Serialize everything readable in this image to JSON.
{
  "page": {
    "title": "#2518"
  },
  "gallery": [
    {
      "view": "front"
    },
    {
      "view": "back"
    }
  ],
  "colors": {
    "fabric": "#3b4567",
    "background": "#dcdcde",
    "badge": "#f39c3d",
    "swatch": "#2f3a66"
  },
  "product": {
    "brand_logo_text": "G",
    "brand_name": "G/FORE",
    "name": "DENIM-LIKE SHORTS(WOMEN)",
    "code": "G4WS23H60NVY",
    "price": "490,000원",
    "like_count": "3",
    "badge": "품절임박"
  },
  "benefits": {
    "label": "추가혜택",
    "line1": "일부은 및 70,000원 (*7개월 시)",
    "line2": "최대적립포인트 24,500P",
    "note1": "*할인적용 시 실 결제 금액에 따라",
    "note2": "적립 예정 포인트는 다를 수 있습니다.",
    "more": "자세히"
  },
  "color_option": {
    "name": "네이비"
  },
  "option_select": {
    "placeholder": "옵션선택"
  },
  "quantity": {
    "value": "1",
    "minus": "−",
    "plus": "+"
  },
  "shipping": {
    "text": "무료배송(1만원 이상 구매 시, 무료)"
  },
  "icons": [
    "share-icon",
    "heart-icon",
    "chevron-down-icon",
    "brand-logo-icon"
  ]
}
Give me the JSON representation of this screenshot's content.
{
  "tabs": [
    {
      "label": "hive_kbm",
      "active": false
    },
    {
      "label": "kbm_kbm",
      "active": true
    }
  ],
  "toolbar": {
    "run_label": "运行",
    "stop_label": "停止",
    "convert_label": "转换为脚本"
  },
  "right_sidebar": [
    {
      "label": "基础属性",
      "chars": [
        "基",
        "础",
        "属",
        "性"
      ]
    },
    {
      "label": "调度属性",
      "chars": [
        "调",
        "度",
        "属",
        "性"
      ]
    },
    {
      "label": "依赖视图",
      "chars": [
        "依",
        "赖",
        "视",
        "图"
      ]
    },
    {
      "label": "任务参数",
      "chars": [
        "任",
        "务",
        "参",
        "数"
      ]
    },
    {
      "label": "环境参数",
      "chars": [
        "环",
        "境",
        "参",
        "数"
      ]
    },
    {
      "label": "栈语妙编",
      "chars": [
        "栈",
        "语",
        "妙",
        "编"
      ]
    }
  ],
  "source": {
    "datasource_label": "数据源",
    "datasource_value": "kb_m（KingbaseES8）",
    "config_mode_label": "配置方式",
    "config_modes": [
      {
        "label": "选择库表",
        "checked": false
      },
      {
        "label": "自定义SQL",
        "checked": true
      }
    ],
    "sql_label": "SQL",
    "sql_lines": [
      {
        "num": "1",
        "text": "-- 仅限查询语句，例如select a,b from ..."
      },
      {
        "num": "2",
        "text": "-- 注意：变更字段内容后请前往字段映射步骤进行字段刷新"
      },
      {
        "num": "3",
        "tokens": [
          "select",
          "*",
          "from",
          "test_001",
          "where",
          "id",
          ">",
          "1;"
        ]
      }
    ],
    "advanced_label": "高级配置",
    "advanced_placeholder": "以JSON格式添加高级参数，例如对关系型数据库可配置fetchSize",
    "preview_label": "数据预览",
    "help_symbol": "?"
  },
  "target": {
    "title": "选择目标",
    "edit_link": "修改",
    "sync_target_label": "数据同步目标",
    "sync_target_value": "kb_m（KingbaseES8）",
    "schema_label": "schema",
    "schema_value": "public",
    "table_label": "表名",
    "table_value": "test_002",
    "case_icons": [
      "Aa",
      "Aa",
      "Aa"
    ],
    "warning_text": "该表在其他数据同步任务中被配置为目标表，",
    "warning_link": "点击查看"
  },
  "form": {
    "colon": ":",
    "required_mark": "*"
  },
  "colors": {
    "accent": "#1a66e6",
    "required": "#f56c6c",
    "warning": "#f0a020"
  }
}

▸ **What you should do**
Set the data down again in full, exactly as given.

▸ **Task answer**
Serialize everything readable in this image to JSON.
{
  "page": {
    "title": "#2518"
  },
  "gallery": [
    {
      "view": "front"
    },
    {
      "view": "back"
    }
  ],
  "colors": {
    "fabric": "#3b4567",
    "background": "#dcdcde",
    "badge": "#f39c3d",
    "swatch": "#2f3a66"
  },
  "product": {
    "brand_logo_text": "G",
    "brand_name": "G/FORE",
    "name": "DENIM-LIKE SHORTS(WOMEN)",
    "code": "G4WS23H60NVY",
    "price": "490,000원",
    "like_count": "3",
    "badge": "품절임박"
  },
  "benefits": {
    "label": "추가혜택",
    "line1": "일부은 및 70,000원 (*7개월 시)",
    "line2": "최대적립포인트 24,500P",
    "note1": "*할인적용 시 실 결제 금액에 따라",
    "note2": "적립 예정 포인트는 다를 수 있습니다.",
    "more": "자세히"
  },
  "color_option": {
    "name": "네이비"
  },
  "option_select": {
    "placeholder": "옵션선택"
  },
  "quantity": {
    "value": "1",
    "minus": "−",
    "plus": "+"
  },
  "shipping": {
    "text": "무료배송(1만원 이상 구매 시, 무료)"
  },
  "icons": [
    "share-icon",
    "heart-icon",
    "chevron-down-icon",
    "brand-logo-icon"
  ]
}
Give me the JSON representation of this screenshot's content.
{
  "tabs": [
    {
      "label": "hive_kbm",
      "active": false
    },
    {
      "label": "kbm_kbm",
      "active": true
    }
  ],
  "toolbar": {
    "run_label": "运行",
    "stop_label": "停止",
    "convert_label": "转换为脚本"
  },
  "right_sidebar": [
    {
      "label": "基础属性",
      "chars": [
        "基",
        "础",
        "属",
        "性"
      ]
    },
    {
      "label": "调度属性",
      "chars": [
        "调",
        "度",
        "属",
        "性"
      ]
    },
    {
      "label": "依赖视图",
      "chars": [
        "依",
        "赖",
        "视",
        "图"
      ]
    },
    {
      "label": "任务参数",
      "chars": [
        "任",
        "务",
        "参",
        "数"
      ]
    },
    {
      "label": "环境参数",
      "chars": [
        "环",
        "境",
        "参",
        "数"
      ]
    },
    {
      "label": "栈语妙编",
      "chars": [
        "栈",
        "语",
        "妙",
        "编"
      ]
    }
  ],
  "source": {
    "datasource_label": "数据源",
    "datasource_value": "kb_m（KingbaseES8）",
    "config_mode_label": "配置方式",
    "config_modes": [
      {
        "label": "选择库表",
        "checked": false
      },
      {
        "label": "自定义SQL",
        "checked": true
      }
    ],
    "sql_label": "SQL",
    "sql_lines": [
      {
        "num": "1",
        "text": "-- 仅限查询语句，例如select a,b from ..."
      },
      {
        "num": "2",
        "text": "-- 注意：变更字段内容后请前往字段映射步骤进行字段刷新"
      },
      {
        "num": "3",
        "tokens": [
          "select",
          "*",
          "from",
          "test_001",
          "where",
          "id",
          ">",
          "1;"
        ]
      }
    ],
    "advanced_label": "高级配置",
    "advanced_placeholder": "以JSON格式添加高级参数，例如对关系型数据库可配置fetchSize",
    "preview_label": "数据预览",
    "help_symbol": "?"
  },
  "target": {
    "title": "选择目标",
    "edit_link": "修改",
    "sync_target_label": "数据同步目标",
    "sync_target_value": "kb_m（KingbaseES8）",
    "schema_label": "schema",
    "schema_value": "public",
    "table_label": "表名",
    "table_value": "test_002",
    "case_icons": [
      "Aa",
      "Aa",
      "Aa"
    ],
    "warning_text": "该表在其他数据同步任务中被配置为目标表，",
    "warning_link": "点击查看"
  },
  "form": {
    "colon": ":",
    "required_mark": "*"
  },
  "colors": {
    "accent": "#1a66e6",
    "required": "#f56c6c",
    "warning": "#f0a020"
  }
}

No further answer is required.